(AVAILABLE DATA begins)

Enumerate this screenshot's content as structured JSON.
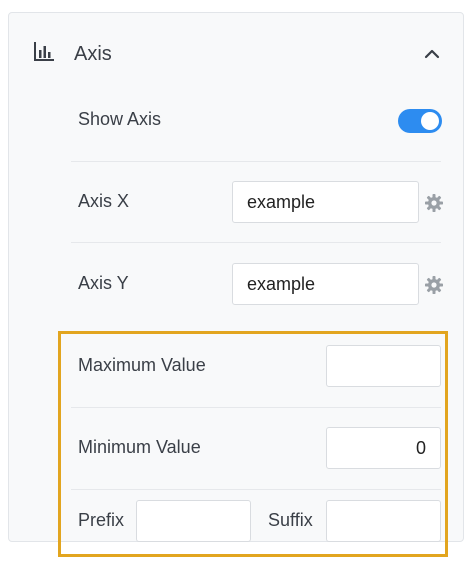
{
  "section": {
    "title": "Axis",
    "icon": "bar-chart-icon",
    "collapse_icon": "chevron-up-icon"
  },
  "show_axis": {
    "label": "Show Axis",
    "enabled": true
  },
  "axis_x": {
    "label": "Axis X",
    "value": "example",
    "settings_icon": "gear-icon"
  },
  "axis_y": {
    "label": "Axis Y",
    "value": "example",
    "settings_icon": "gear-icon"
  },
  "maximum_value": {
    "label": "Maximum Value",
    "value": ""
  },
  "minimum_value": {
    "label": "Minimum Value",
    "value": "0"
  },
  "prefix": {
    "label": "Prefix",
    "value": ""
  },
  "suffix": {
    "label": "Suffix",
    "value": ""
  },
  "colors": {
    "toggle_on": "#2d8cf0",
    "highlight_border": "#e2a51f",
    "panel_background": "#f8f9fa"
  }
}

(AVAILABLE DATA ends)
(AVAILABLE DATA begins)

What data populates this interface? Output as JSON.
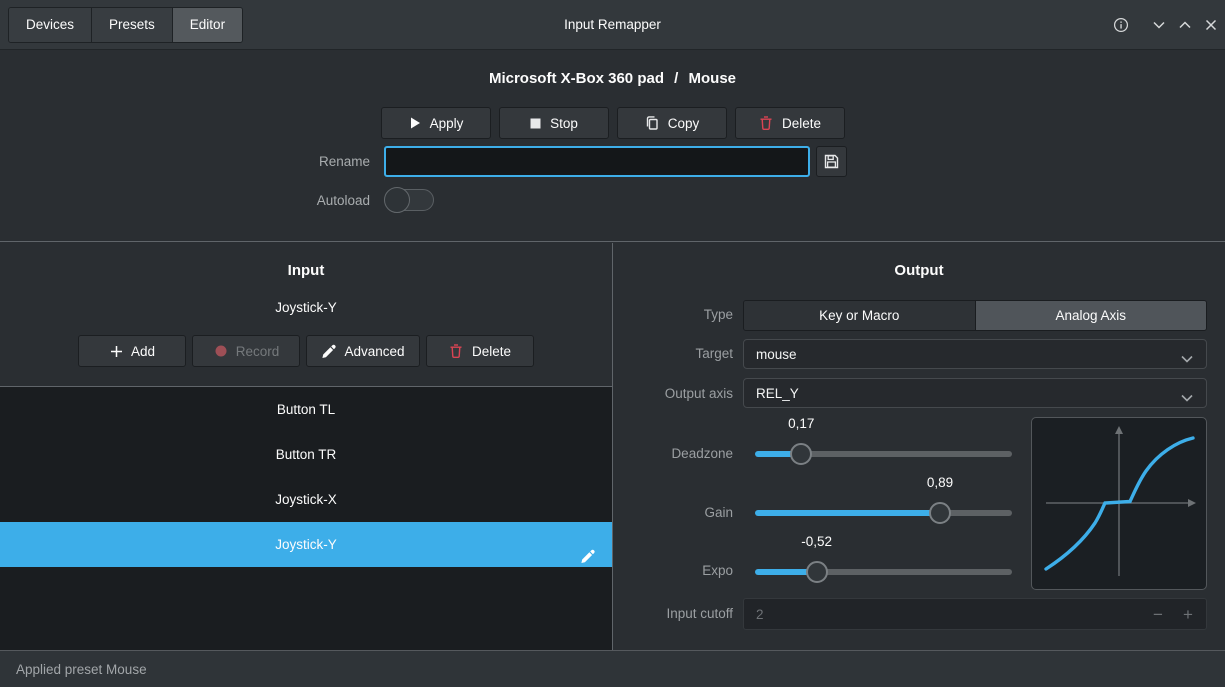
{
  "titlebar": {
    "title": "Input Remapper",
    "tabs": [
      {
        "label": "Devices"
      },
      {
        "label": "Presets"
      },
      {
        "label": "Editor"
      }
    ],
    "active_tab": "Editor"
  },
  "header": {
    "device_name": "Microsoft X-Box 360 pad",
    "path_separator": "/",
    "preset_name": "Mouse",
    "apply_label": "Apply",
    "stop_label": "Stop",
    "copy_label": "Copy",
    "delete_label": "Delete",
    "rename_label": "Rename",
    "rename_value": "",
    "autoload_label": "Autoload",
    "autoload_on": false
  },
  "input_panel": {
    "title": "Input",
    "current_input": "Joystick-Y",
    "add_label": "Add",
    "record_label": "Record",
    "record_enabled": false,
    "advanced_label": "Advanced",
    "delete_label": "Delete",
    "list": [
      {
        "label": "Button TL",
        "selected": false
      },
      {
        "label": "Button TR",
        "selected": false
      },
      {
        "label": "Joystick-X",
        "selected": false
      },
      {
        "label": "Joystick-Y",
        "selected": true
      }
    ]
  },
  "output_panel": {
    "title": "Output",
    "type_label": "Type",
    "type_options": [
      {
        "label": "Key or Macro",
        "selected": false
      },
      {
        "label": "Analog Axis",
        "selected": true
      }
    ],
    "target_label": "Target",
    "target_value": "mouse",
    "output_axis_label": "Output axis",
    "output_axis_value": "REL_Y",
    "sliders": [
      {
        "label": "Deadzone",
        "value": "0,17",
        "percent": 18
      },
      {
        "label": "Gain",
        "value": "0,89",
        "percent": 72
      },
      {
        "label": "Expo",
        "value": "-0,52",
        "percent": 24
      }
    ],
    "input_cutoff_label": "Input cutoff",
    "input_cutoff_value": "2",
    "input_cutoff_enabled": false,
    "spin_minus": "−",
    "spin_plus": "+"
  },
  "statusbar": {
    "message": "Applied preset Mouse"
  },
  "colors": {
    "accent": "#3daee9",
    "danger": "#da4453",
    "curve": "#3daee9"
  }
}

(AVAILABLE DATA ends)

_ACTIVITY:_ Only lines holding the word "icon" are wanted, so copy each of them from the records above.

_EXPECTED OUTPUT:_
    "icon": "bar-chart-icon",
    "collapse_icon": "chevron-up-icon"
    "settings_icon": "gear-icon"
    "settings_icon": "gear-icon"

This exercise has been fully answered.